The area around Powell Campground and Powell Ranger Station, about 12 miles from Lolo Pass and the continental divide, is in the border zone between the batholith and the metamorphic complex. There are some very nice outcrops.
On the left is the pale gray granodiorite of the Bitterroot Lobe of the Idaho Batholith. On the right is the metamorphic native rock. The characteristic wavy beds extend up and to the right. At two places the native rock cracked under the pressure and stress, and the granodiorite forced its way into the cracks, creating dikes. The lower dike was fluid enough that it transported a fairly large amount of diorite into the lower right. The dike filled without shifting the joint of the granodiorite and native rock, and the dike extends a considerable distance into the granodiorite. The dike was created after the granodiorite was congealed enough to crack.
This outcrop shows dikes of different ages. The ones on the left are newer, and they are older as you move to the right, showing increasing distortion as a result of metamorphism. The rightmost band of granodiorite has been so modified by pressure and heat it is almost a gneiss. The dark gray/black rock is some other form of magma, possibly andesite. The gas pocket-riddled area to the left center is beyond WC’s identification skills, but the gas pockets, the vesicles, through a loupe, are lined with crystals of smoky quartz.

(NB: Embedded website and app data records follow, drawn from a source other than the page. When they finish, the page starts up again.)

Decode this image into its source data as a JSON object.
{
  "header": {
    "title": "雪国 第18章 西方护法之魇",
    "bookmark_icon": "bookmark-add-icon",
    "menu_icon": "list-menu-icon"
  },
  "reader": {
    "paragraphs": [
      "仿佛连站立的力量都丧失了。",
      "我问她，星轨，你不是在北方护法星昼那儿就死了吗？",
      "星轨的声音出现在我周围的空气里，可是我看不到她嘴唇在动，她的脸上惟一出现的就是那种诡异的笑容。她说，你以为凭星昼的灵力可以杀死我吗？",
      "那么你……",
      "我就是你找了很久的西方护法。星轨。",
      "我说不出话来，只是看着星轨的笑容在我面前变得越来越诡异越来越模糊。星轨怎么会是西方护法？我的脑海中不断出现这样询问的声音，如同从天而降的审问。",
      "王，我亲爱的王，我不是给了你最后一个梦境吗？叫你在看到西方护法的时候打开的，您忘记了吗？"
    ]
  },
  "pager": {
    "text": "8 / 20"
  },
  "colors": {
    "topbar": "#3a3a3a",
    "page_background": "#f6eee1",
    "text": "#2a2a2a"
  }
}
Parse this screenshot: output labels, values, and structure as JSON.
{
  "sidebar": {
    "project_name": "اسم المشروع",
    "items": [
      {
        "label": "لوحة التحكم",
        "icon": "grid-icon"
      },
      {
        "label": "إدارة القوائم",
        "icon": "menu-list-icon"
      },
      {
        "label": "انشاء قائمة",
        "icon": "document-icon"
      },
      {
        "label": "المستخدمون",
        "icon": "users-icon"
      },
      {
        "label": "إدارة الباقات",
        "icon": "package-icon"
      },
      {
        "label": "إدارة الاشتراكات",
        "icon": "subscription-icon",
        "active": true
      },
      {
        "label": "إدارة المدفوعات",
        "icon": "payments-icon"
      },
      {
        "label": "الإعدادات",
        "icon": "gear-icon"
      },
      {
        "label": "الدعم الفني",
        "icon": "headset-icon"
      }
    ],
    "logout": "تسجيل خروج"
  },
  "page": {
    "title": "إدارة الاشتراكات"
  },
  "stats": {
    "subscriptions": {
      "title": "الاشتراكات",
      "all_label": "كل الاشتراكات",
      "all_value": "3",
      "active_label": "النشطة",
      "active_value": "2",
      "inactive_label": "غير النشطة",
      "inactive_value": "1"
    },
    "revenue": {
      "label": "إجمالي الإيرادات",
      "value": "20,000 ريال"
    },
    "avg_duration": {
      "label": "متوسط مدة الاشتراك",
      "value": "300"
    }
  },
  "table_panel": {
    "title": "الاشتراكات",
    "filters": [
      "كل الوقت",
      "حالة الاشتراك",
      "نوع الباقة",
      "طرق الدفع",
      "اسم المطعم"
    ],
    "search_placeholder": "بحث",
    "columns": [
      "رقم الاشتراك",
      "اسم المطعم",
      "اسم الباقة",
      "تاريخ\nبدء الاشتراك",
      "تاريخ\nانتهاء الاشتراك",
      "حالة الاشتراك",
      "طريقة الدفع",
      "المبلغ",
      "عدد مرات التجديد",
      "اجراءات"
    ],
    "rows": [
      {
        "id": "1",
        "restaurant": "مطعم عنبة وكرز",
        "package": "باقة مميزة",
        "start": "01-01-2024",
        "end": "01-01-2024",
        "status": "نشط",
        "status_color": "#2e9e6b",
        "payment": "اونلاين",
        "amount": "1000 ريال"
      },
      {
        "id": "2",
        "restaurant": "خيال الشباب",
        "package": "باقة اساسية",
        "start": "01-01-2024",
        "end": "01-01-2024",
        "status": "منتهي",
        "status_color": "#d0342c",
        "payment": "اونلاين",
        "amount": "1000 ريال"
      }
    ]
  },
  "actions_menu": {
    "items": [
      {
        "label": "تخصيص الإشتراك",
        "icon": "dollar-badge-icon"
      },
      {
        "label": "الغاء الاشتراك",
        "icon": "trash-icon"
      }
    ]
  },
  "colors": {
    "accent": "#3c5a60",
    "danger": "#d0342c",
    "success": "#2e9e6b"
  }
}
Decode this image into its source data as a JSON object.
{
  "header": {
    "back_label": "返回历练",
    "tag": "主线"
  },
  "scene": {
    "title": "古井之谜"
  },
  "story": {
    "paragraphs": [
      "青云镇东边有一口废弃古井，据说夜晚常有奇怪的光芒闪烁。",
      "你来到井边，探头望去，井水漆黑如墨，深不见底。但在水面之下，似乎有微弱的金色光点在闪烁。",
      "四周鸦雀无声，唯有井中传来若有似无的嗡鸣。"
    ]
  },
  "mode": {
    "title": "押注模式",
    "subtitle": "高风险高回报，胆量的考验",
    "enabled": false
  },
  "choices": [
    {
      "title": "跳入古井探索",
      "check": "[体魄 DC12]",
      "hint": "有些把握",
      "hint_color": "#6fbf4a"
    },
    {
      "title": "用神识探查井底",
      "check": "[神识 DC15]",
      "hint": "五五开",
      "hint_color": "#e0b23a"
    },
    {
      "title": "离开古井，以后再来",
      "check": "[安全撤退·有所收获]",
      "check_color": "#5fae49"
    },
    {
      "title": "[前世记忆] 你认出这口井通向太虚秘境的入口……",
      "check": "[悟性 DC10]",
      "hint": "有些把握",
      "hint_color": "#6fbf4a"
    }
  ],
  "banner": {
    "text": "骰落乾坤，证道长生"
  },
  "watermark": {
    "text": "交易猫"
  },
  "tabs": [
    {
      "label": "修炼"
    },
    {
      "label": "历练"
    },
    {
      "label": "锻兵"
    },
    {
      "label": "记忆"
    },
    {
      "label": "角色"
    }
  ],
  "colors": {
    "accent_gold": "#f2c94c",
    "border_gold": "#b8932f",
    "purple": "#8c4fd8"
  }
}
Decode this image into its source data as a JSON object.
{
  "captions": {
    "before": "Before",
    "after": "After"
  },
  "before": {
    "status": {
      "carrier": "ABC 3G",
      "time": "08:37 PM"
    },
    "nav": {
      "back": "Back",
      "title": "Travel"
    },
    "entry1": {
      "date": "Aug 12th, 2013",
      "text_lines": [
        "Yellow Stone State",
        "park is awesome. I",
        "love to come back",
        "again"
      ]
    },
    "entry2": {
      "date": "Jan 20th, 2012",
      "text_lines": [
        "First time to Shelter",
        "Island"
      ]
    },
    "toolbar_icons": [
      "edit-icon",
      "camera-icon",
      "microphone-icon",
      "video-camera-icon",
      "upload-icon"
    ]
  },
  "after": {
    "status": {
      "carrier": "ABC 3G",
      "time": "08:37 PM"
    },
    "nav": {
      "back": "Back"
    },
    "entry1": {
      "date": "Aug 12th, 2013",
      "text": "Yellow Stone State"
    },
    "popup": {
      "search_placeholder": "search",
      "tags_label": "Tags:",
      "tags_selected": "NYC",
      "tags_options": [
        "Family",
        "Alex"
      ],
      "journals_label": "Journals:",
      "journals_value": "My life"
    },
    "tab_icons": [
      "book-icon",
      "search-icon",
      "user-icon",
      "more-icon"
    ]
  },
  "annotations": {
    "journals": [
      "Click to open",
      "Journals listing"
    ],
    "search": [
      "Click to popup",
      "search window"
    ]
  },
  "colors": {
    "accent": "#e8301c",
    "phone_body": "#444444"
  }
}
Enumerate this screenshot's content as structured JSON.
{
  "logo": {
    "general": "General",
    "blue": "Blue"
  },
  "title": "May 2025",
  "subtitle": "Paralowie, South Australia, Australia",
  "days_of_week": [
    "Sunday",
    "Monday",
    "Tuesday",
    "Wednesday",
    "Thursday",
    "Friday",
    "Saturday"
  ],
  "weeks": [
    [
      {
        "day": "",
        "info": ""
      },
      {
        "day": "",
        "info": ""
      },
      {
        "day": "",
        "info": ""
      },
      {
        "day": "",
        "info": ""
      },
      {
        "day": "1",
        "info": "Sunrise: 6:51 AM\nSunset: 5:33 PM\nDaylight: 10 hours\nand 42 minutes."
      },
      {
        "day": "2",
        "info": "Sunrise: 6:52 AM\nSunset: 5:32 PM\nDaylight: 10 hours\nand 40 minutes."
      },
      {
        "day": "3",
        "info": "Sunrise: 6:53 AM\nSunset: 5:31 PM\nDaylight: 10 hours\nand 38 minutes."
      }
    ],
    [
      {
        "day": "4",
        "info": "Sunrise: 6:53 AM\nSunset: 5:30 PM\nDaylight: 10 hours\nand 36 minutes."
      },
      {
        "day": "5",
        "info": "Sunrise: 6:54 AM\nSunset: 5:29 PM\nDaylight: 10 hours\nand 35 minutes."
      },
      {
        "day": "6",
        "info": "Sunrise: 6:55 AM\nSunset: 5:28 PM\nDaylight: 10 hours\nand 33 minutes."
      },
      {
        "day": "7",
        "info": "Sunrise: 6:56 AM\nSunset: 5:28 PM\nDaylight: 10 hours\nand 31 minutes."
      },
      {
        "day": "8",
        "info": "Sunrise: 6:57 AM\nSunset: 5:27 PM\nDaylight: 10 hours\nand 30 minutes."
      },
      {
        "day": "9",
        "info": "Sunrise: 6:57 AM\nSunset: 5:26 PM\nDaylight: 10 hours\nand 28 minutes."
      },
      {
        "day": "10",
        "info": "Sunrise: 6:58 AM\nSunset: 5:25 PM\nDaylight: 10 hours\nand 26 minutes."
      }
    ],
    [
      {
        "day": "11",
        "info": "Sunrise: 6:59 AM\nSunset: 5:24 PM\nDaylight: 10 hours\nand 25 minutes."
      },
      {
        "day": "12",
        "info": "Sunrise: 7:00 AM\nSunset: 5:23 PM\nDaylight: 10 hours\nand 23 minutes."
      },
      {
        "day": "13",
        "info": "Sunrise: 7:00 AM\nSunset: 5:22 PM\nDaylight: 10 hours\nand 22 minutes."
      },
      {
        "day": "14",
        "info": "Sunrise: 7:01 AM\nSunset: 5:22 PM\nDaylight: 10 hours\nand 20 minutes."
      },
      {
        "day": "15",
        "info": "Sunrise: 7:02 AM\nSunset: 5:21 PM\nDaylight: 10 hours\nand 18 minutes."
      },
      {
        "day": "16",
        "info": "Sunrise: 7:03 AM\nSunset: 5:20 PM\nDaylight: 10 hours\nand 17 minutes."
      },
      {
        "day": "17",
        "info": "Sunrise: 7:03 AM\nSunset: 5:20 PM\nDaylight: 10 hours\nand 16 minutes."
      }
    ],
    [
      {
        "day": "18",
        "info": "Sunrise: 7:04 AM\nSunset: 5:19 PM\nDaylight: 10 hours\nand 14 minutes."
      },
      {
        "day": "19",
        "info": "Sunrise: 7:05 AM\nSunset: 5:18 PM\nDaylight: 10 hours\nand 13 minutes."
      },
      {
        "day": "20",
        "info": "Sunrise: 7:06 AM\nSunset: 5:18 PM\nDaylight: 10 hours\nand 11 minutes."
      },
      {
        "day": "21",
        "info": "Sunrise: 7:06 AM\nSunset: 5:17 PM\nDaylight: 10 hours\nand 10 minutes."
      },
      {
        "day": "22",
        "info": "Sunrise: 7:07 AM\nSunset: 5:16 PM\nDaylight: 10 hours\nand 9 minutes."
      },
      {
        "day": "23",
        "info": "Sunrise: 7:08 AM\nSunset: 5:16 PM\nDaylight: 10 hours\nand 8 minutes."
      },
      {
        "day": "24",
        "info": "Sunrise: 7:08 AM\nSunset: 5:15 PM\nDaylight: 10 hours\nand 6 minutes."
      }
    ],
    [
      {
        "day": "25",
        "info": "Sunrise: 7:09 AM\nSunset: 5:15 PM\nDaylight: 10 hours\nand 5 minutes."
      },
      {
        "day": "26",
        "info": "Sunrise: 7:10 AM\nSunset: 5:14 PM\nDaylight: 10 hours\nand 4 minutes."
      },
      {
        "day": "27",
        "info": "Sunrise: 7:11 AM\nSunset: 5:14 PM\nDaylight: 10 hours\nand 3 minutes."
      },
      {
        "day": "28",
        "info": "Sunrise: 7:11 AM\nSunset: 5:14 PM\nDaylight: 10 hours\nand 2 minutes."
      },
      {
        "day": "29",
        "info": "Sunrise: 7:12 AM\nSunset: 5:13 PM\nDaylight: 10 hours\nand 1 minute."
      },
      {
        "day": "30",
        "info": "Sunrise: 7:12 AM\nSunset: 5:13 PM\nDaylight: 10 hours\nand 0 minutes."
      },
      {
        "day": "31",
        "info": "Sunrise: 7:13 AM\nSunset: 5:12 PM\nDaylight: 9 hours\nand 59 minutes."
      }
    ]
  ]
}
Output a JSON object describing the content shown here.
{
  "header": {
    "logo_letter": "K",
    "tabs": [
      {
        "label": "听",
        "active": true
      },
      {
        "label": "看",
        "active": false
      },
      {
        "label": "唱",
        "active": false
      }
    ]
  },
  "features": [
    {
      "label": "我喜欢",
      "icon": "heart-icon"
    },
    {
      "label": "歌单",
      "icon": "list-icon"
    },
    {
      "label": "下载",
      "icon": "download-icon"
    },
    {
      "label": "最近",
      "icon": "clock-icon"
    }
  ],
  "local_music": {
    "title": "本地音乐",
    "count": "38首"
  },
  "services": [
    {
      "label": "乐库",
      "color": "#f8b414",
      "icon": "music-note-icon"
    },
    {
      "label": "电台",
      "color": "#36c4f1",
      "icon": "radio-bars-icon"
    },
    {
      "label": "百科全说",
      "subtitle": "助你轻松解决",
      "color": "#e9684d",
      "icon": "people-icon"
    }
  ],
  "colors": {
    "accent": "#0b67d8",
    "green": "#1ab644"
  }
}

In this last photo, the dikes get older from lower right to upper left. This outcrop is less than five feet from the one in the second photo, yet the layering is reversed. The andesite-like rock is on the lower right. Geology, as WC might have mentioned before, is a messy business.
There’s more information on the Lochsa River and its history at The Clearwater Story, written by a career Forest Service employee, in the early 1960s. It’s a good read. But the detailed geologic history is yet to be teased out.